Scan the entries below for the word "microseconds". Copy each line that has it.

****************************************

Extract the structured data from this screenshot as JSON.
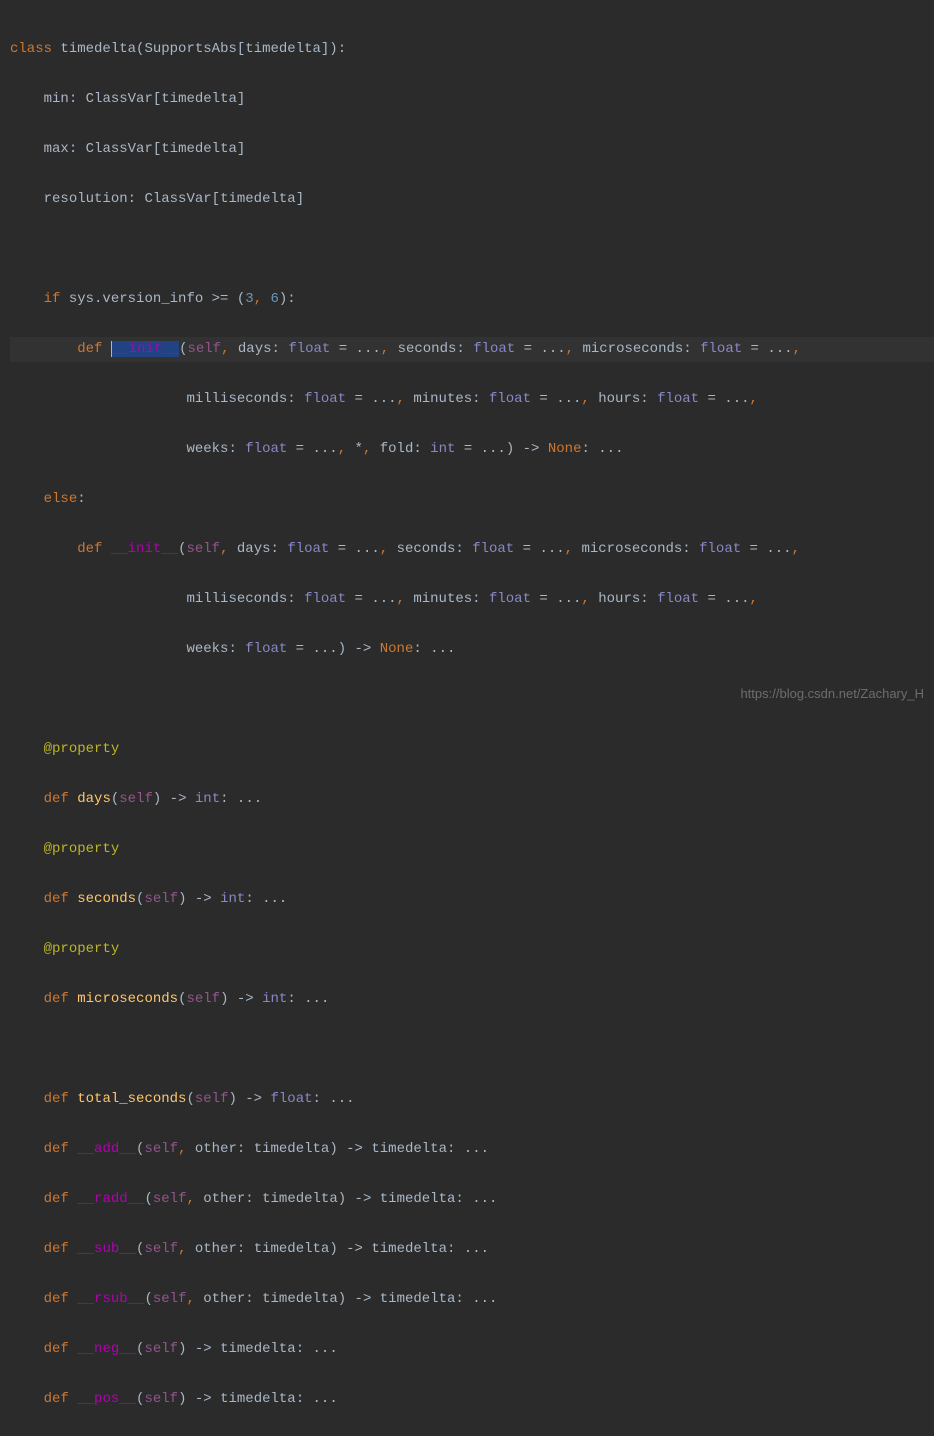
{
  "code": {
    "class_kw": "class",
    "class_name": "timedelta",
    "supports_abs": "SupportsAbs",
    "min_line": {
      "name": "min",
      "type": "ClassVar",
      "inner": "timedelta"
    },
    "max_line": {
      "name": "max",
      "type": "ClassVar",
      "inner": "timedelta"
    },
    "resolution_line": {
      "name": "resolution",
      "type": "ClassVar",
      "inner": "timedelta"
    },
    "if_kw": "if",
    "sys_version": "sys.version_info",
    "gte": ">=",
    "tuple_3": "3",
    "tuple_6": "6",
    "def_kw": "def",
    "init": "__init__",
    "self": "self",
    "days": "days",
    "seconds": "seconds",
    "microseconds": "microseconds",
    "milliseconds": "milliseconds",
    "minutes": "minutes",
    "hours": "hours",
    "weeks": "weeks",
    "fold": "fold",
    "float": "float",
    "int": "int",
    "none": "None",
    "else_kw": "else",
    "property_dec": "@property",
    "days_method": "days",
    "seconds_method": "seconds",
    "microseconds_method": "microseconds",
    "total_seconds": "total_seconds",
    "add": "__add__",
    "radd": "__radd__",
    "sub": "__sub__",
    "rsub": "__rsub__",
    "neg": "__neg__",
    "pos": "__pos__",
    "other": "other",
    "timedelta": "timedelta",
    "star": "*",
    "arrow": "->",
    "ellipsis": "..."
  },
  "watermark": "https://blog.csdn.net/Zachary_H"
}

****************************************

■ ANSWER ■
    "microseconds": "microseconds",
    "microseconds_method": "microseconds",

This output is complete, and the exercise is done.